## Work task
An exact repetition of the data below, without images, is the expected answer.

## Exercise materials

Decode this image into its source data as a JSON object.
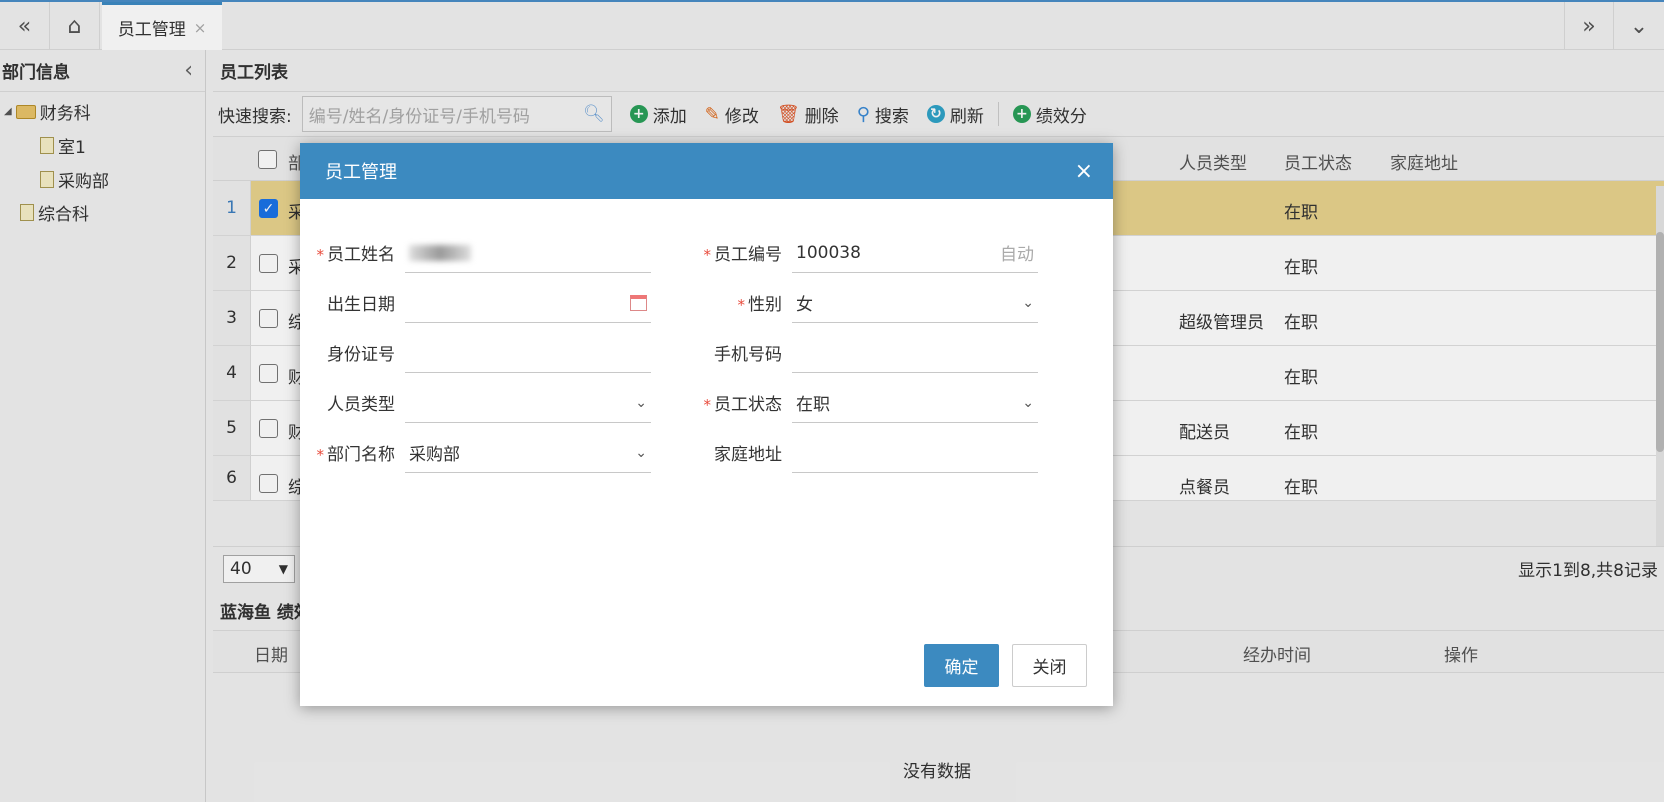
{
  "topbar": {
    "tab_label": "员工管理",
    "tab_close": "×",
    "left_chevron": "«",
    "home_icon": "⌂",
    "right_chevron": "»",
    "menu_chevron": "⌄"
  },
  "left": {
    "title": "部门信息",
    "collapse": "‹",
    "tree": [
      {
        "label": "财务科"
      },
      {
        "label": "室1"
      },
      {
        "label": "采购部"
      },
      {
        "label": "综合科"
      }
    ]
  },
  "list": {
    "title": "员工列表",
    "search_label": "快速搜索:",
    "search_placeholder": "编号/姓名/身份证号/手机号码",
    "buttons": {
      "add": "添加",
      "edit": "修改",
      "delete": "删除",
      "search": "搜索",
      "refresh": "刷新",
      "score": "绩效分"
    },
    "columns": {
      "dept": "部",
      "type": "人员类型",
      "status": "员工状态",
      "address": "家庭地址"
    },
    "rows": [
      {
        "num": "1",
        "dept": "采",
        "type": "",
        "status": "在职",
        "checked": true
      },
      {
        "num": "2",
        "dept": "采",
        "type": "",
        "status": "在职",
        "checked": false
      },
      {
        "num": "3",
        "dept": "综",
        "type": "超级管理员",
        "status": "在职",
        "checked": false
      },
      {
        "num": "4",
        "dept": "财",
        "type": "",
        "status": "在职",
        "checked": false
      },
      {
        "num": "5",
        "dept": "财",
        "type": "配送员",
        "status": "在职",
        "checked": false
      },
      {
        "num": "6",
        "dept": "综",
        "type": "点餐员",
        "status": "在职",
        "checked": false
      }
    ],
    "page_size": "40",
    "pager_info": "显示1到8,共8记录"
  },
  "sub": {
    "title": "蓝海鱼 绩效",
    "columns": {
      "date": "日期",
      "time": "经办时间",
      "action": "操作"
    },
    "empty": "没有数据"
  },
  "modal": {
    "title": "员工管理",
    "close": "×",
    "fields": {
      "name_label": "员工姓名",
      "code_label": "员工编号",
      "code_value": "100038",
      "code_hint": "自动",
      "birth_label": "出生日期",
      "gender_label": "性别",
      "gender_value": "女",
      "id_label": "身份证号",
      "phone_label": "手机号码",
      "type_label": "人员类型",
      "status_label": "员工状态",
      "status_value": "在职",
      "dept_label": "部门名称",
      "dept_value": "采购部",
      "address_label": "家庭地址"
    },
    "ok": "确定",
    "cancel": "关闭"
  }
}
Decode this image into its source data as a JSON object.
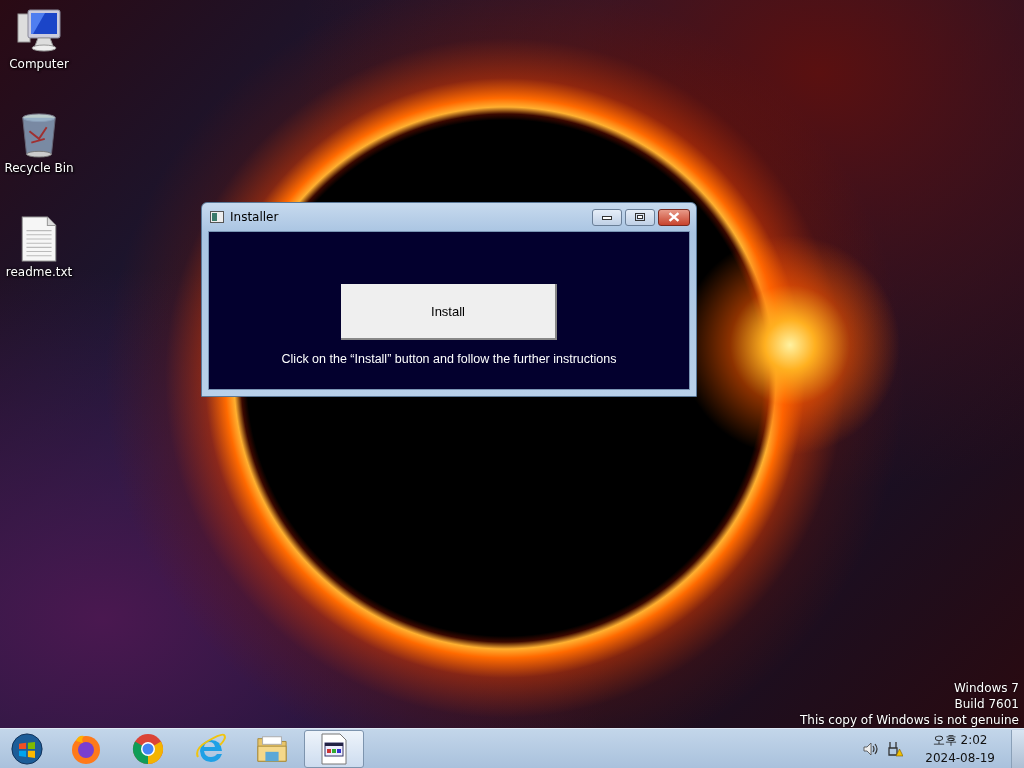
{
  "desktop_icons": [
    {
      "kind": "computer",
      "label": "Computer"
    },
    {
      "kind": "recycle",
      "label": "Recycle Bin"
    },
    {
      "kind": "textfile",
      "label": "readme.txt"
    }
  ],
  "window": {
    "title": "Installer",
    "install_button": "Install",
    "instruction": "Click on the “Install” button and follow the further instructions"
  },
  "watermark_notice": [
    "Windows 7",
    "Build 7601",
    "This copy of Windows is not genuine"
  ],
  "taskbar": {
    "items": [
      {
        "kind": "start",
        "active": false
      },
      {
        "kind": "firefox",
        "active": false
      },
      {
        "kind": "chrome",
        "active": false
      },
      {
        "kind": "ie",
        "active": false
      },
      {
        "kind": "explorer",
        "active": false
      },
      {
        "kind": "installer",
        "active": true
      }
    ],
    "tray": {
      "time": "오후 2:02",
      "date": "2024-08-19"
    }
  }
}
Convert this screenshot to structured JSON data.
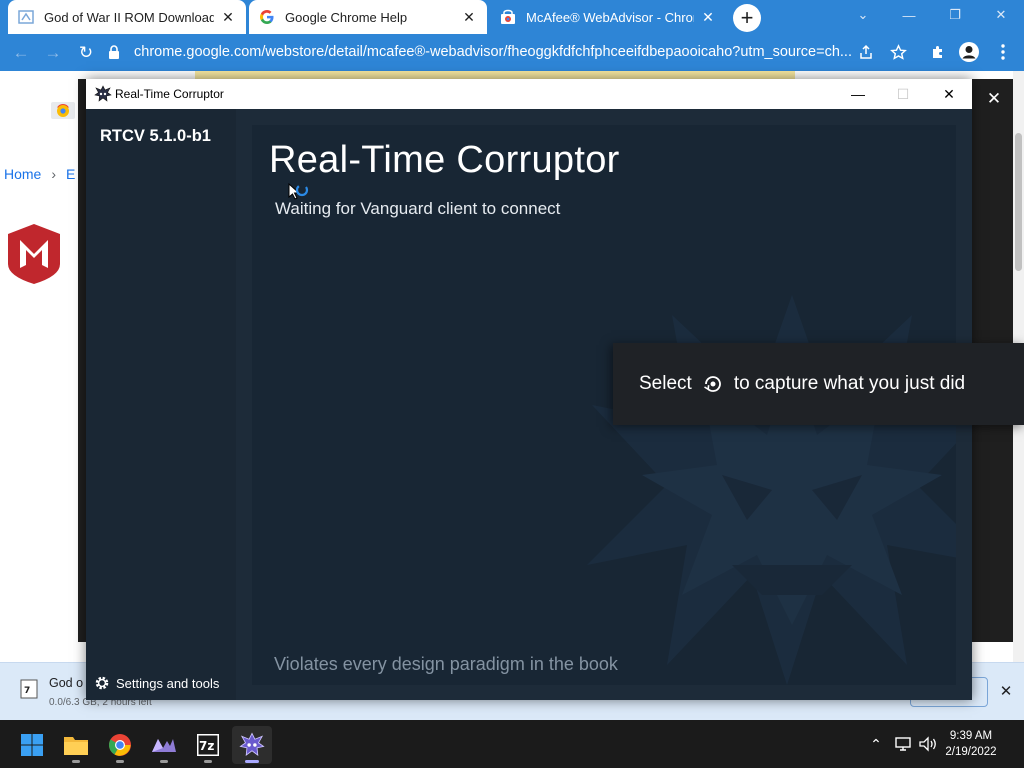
{
  "browser": {
    "tabs": [
      {
        "title": "God of War II ROM Download - R",
        "icon": "site-favicon",
        "active": false
      },
      {
        "title": "Google Chrome Help",
        "icon": "google-g-icon",
        "active": false
      },
      {
        "title": "McAfee® WebAdvisor - Chrome",
        "icon": "chrome-web-store-icon",
        "active": true
      }
    ],
    "new_tab_label": "+",
    "url": "chrome.google.com/webstore/detail/mcafee®-webadvisor/fheoggkfdfchfphceeifdbepaooicaho?utm_source=ch..."
  },
  "page": {
    "breadcrumb": [
      "Home",
      "E"
    ]
  },
  "download": {
    "name": "God o",
    "meta": "0.0/6.3 GB, 2 hours left"
  },
  "rtc": {
    "window_title": "Real-Time Corruptor",
    "version": "RTCV 5.1.0-b1",
    "heading": "Real-Time Corruptor",
    "status": "Waiting for Vanguard client to connect",
    "footer": "Violates every design paradigm in the book",
    "settings_label": "Settings and tools"
  },
  "toast": {
    "before": "Select",
    "after": "to capture what you just did",
    "icon": "capture-icon"
  },
  "taskbar": {
    "apps": [
      "start-icon",
      "file-explorer-icon",
      "chrome-icon",
      "app-icon",
      "7zip-icon",
      "rtc-icon"
    ],
    "time": "9:39 AM",
    "date": "2/19/2022"
  },
  "colors": {
    "chrome_accent": "#2e85d6",
    "rtc_bg": "#1c2a38",
    "mcafee_red": "#c0272d"
  }
}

## Task solution
Decode this image into its source data as a JSON object.
{
  "topbar": {
    "tab_label": "员工管理",
    "tab_close": "×",
    "left_chevron": "«",
    "home_icon": "⌂",
    "right_chevron": "»",
    "menu_chevron": "⌄"
  },
  "left": {
    "title": "部门信息",
    "collapse": "‹",
    "tree": [
      {
        "label": "财务科"
      },
      {
        "label": "室1"
      },
      {
        "label": "采购部"
      },
      {
        "label": "综合科"
      }
    ]
  },
  "list": {
    "title": "员工列表",
    "search_label": "快速搜索:",
    "search_placeholder": "编号/姓名/身份证号/手机号码",
    "buttons": {
      "add": "添加",
      "edit": "修改",
      "delete": "删除",
      "search": "搜索",
      "refresh": "刷新",
      "score": "绩效分"
    },
    "columns": {
      "dept": "部",
      "type": "人员类型",
      "status": "员工状态",
      "address": "家庭地址"
    },
    "rows": [
      {
        "num": "1",
        "dept": "采",
        "type": "",
        "status": "在职",
        "checked": true
      },
      {
        "num": "2",
        "dept": "采",
        "type": "",
        "status": "在职",
        "checked": false
      },
      {
        "num": "3",
        "dept": "综",
        "type": "超级管理员",
        "status": "在职",
        "checked": false
      },
      {
        "num": "4",
        "dept": "财",
        "type": "",
        "status": "在职",
        "checked": false
      },
      {
        "num": "5",
        "dept": "财",
        "type": "配送员",
        "status": "在职",
        "checked": false
      },
      {
        "num": "6",
        "dept": "综",
        "type": "点餐员",
        "status": "在职",
        "checked": false
      }
    ],
    "page_size": "40",
    "pager_info": "显示1到8,共8记录"
  },
  "sub": {
    "title": "蓝海鱼 绩效",
    "columns": {
      "date": "日期",
      "time": "经办时间",
      "action": "操作"
    },
    "empty": "没有数据"
  },
  "modal": {
    "title": "员工管理",
    "close": "×",
    "fields": {
      "name_label": "员工姓名",
      "code_label": "员工编号",
      "code_value": "100038",
      "code_hint": "自动",
      "birth_label": "出生日期",
      "gender_label": "性别",
      "gender_value": "女",
      "id_label": "身份证号",
      "phone_label": "手机号码",
      "type_label": "人员类型",
      "status_label": "员工状态",
      "status_value": "在职",
      "dept_label": "部门名称",
      "dept_value": "采购部",
      "address_label": "家庭地址"
    },
    "ok": "确定",
    "cancel": "关闭"
  }
}
Decode this image into its source data as a JSON object.
{
  "desktop_icons": [
    {
      "kind": "computer",
      "label": "Computer"
    },
    {
      "kind": "recycle",
      "label": "Recycle Bin"
    },
    {
      "kind": "textfile",
      "label": "readme.txt"
    }
  ],
  "window": {
    "title": "Installer",
    "install_button": "Install",
    "instruction": "Click on the “Install” button and follow the further instructions"
  },
  "watermark_notice": [
    "Windows 7",
    "Build 7601",
    "This copy of Windows is not genuine"
  ],
  "taskbar": {
    "items": [
      {
        "kind": "start",
        "active": false
      },
      {
        "kind": "firefox",
        "active": false
      },
      {
        "kind": "chrome",
        "active": false
      },
      {
        "kind": "ie",
        "active": false
      },
      {
        "kind": "explorer",
        "active": false
      },
      {
        "kind": "installer",
        "active": true
      }
    ],
    "tray": {
      "time": "오후 2:02",
      "date": "2024-08-19"
    }
  }
}
Convert this screenshot to structured JSON data.
{
  "browser": {
    "tabs": [
      {
        "title": "God of War II ROM Download - R",
        "icon": "site-favicon",
        "active": false
      },
      {
        "title": "Google Chrome Help",
        "icon": "google-g-icon",
        "active": false
      },
      {
        "title": "McAfee® WebAdvisor - Chrome",
        "icon": "chrome-web-store-icon",
        "active": true
      }
    ],
    "new_tab_label": "+",
    "url": "chrome.google.com/webstore/detail/mcafee®-webadvisor/fheoggkfdfchfphceeifdbepaooicaho?utm_source=ch..."
  },
  "page": {
    "breadcrumb": [
      "Home",
      "E"
    ]
  },
  "download": {
    "name": "God o",
    "meta": "0.0/6.3 GB, 2 hours left"
  },
  "rtc": {
    "window_title": "Real-Time Corruptor",
    "version": "RTCV 5.1.0-b1",
    "heading": "Real-Time Corruptor",
    "status": "Waiting for Vanguard client to connect",
    "footer": "Violates every design paradigm in the book",
    "settings_label": "Settings and tools"
  },
  "toast": {
    "before": "Select",
    "after": "to capture what you just did",
    "icon": "capture-icon"
  },
  "taskbar": {
    "apps": [
      "start-icon",
      "file-explorer-icon",
      "chrome-icon",
      "app-icon",
      "7zip-icon",
      "rtc-icon"
    ],
    "time": "9:39 AM",
    "date": "2/19/2022"
  },
  "colors": {
    "chrome_accent": "#2e85d6",
    "rtc_bg": "#1c2a38",
    "mcafee_red": "#c0272d"
  }
}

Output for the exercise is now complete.